There are many opportunities to end the scourge of war, poverty, hunger, decease, earth degradation, catastrophes, migration, unequal human rights, cultural and religious conflicts. Besides failures in moral virtues, there are many problems in systems like institutions, organizations, and infrastructures. Instead of wasting money on wars and by shoddy practices (banks, corporations, politics), resources shall be provided to promote innovations to abolish those above stated negative facts. We need innovation to create sustainable products and services, sustainable consumption, environmental improvement, organizational processes and social behavior.
Business itself is a community of action, managers, linking employees, customers and suppliers; therefore, the business as moral actor shall contribute to the advancement of Sustainable Development global as well as local. The complexity of global production systems are stretching out across cultures, religious and political boundaries this means: laws are not enough and common values are vital. Politic is often too weak to fight against greed, fraud, corruption and self- aggrandizement, and so no legal provision can be implemented without any ethical standards. But it is not just an issue of individual morality, but an issue of corporate morality and it concerns the global market economy as a whole. (Hans Küng, Global Economic Crises Requires a Global Ethic, The Manifesto Global Economic Ethic, page 167).

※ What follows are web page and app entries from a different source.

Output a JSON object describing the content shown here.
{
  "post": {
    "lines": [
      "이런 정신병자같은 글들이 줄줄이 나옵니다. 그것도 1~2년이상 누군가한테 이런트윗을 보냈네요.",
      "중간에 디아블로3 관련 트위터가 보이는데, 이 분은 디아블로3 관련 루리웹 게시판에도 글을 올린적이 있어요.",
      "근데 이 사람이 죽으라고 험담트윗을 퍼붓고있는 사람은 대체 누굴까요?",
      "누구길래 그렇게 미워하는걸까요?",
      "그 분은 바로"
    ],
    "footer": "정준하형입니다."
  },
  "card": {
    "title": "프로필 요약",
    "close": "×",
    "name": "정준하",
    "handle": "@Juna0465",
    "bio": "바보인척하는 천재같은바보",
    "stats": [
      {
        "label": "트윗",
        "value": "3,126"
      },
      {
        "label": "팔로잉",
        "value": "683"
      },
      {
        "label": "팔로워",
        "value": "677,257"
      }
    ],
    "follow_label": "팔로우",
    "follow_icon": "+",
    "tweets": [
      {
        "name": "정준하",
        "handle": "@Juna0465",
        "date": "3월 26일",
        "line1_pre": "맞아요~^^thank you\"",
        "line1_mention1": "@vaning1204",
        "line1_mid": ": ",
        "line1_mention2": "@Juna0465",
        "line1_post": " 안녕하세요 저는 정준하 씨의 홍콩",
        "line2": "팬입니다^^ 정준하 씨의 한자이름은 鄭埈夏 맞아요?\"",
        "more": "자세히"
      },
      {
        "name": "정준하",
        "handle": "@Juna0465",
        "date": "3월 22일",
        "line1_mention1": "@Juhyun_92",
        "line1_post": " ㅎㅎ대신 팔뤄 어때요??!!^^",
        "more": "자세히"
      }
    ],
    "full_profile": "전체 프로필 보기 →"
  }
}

Sustainability and Sustainable Development, – as we perceive in Austria is unfortunately not guaranteed: inappropriate macro-economic politics; excessive speculation; inefficient functioning of the regulatory and supervisory system; an inadequate justice and education; lack of accountability and transparency; inadequate standards in financial reporting; casino capitalism and corruption; lack of truthfulness; trust and social responsibility; not enough money for development assistance; excessive greed of investors and institutions; falsified balance sheet and illegal manipulation of the markets; – all that we learn every day from the media.
The European Commission has been working since ten years with CSR (as a generic term of Sustainability) and adopted in 2011 a new framework and definition of CSR: the responsibility of organizations, institutions, businesses (and other systems) for their impacts on society. The EU Commission asked their members to develop their own National Action Plan for CSR. The purpose of these CSR NAP is to clarify which political framework is needed to promote the CSR Management Approach on a voluntary basis or required by laws and regulations. The Government, respectively the state should serve as a lighthouse respectively as model. The Austrian Federal Government has commissioned three Ministries to develop this National Action Plan for CSR. Unfortunately this CSR NAP so far has not been published and it is not clear how the Austrian Government wants to keep track to promote and guarantee CSR and Sustainability. So it is true that one large meeting after the next is followed by inactivity!
Roland Leithenmayr VfV